banner
banner
image
Interdisciplinary Concentration in Electronics Packaging
The Watson School offers a specialized certificate program in electronics packaging.
Certificate Overview Understanding Electronics Packaging
Applying
Integrated Electronics Engineering Center
 

 

 

Overview

Drawing on school wide expertise in electronics packaging, the Thomas J. Watson School of Engineering and Applied Science is able to offer an optional sub-specialization graduate credential in Electronics Packaging. The Watson School's Electronics Packaging Education Committee coordinates the sub-concentration certificate program and the certificate is awarded in recognition of a student's electronics packaging academic and practical expertise.

To satisfy the requirements for the certificate program, in addition to completing degree plan requirements, students must complete the following requirements:

  • Academic : WTSN 582 (Electronics Packaging Theory and Applications) and additional departmental course which focuses on packaging issues)

  • Research (thesis, project or dissertation must be packaging related)

  • Enrichment (symposia and WTSN 581 which is a one hour seminar course covering diverse packaging topics)

The Watson School offers graduate degree programs leading to Master of Science (MS), Master of Engineering (MEng) and Doctor of Philosophy (PhD) degrees. The areas of specialization are as follows:

  • Electrical Engineering (MS, MEng, PhD)
  • Computer Engineering (MEng)
  • Mechanical Engineering (MS, PhD)
  • Materials Engineering (MS, PhD)
  • Systems Science (MS, PhD)
  • Industrial Engineering (MS)
  • Computer Science (MS, PhD)

To learn about degree plan requirements, please review the University Bulletin.

Note - The program is also available to graduate students in Binghamton University's Chemistry and Physics programs.

Upon successful completion of the requirements of the electronics packaging concentration, students receive special certification indicating successful completion of the requirements of the concentration program. Students qualifying for the certificate may be enrolled in either Masters of Science, Masters of Engineering or Doctoral graduate programs. The certificate is only awarded to students completing one of these degrees.

 

back to top button

 

The Integrated Electronics Engineering Center (IEEC),the largest research center at the Watson School of Engineering and Applied Science, is one of the best places in the US for graduate studies centered on electronics packaging.

Graduate students have an extraordinary opportunity to work with distinguished faculty and industry researchers, both in state-of-the -art campus labs in in industrial settings.

Fifteen faculty researchers work closely with graduate student researchers on projects of critical importance to some of the nation's most prominent high technology firms.

Watson School faculty from the departments of industrial, mechanical and electrical engineering and computer science, as well as from the University departments of chemistry and physics have pooled their expertise to develop a comprehensive research program.

 

 

 

back to top buttonimage

 

 

 

 

back to top button

 

 

 

Applying/Logistics:
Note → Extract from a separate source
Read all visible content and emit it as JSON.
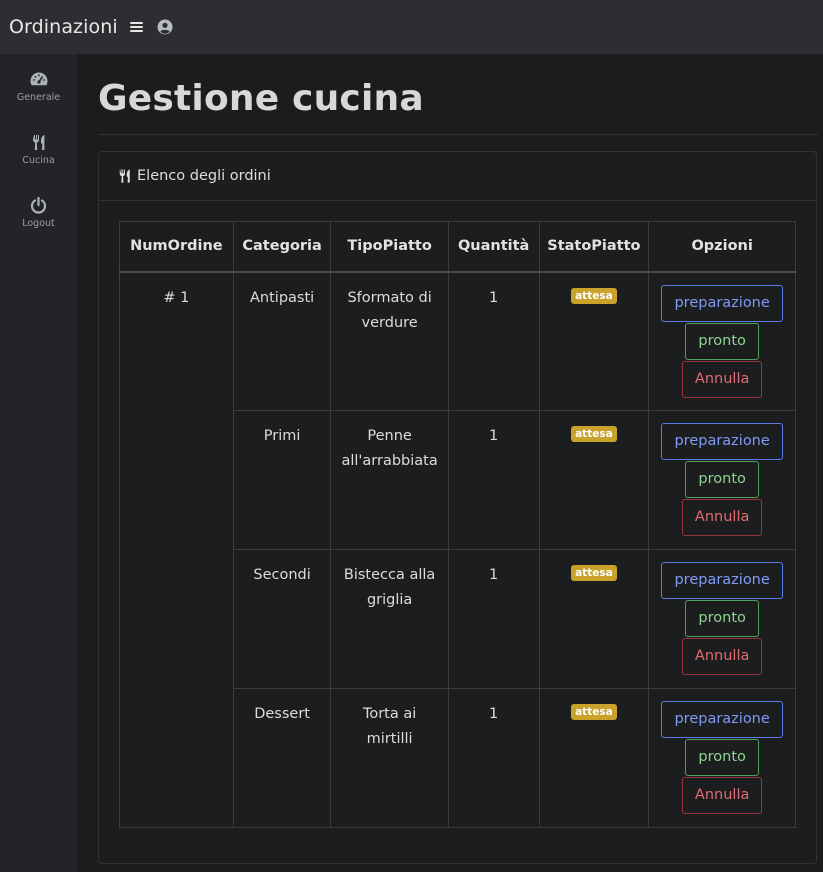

Interested students must apply to the Graduate School for admissions to the University. More details about the degree programs and the application process are available online.

After being admitted to a Watson School graduate program, students should complete a Certification Completion Check form (available in the Watson School Dean's office).

The director of the IEEC will work with students to customize activities (research, curricula and enrichment) to meet learning objectives.

 

 

 

 

 

 

 

Understanding Electronics Packaging

The electronics industry is based on the most rapidly changing high technology in history. Miniaturization of semiconductor chips advances each year. Millions of transistors can now be placed on a silicon chip smaller than a postage stamp, and each year concentration of transistors almost doubles. These advances hold great promise. However, the limits of packaging technology prevent industry from designing microchips to their full potential.

The continuing challenge is to reduce power consumption, heat and costs while increasing the speed, reliability and functionality of each chip. Electronics packaging is the process of bringing increasingly sophisticated chips, with their resident circuitry, to forms that can be optimally packaged into a larger microelectronics assembly, whether for computers, consumer electronics, aerospace or the automotive industry.

 

 

back to top button
 

 

 

Link to Watson Fast Facts Page  
Link to Watson Undergraduate Page  
link to Watson Graduate Student Page  
link to Watson faculty  page  
Link to Watson Department Page  
Link to Watson Research Page  
Link to Watson Industry Page  
Link to Watson Alumni & Friends Page  
Link toWatson Distance & Continuing Ed Page  
Link to Watson About US Page  
Link to Binghamton University Home Page  
 
ink to Watson home page Link to Watson Home Page Link to University Graduate Admissions Page Link to University Undergraduate Admissions Page email Watson Link to University Tour Link to University Search Tool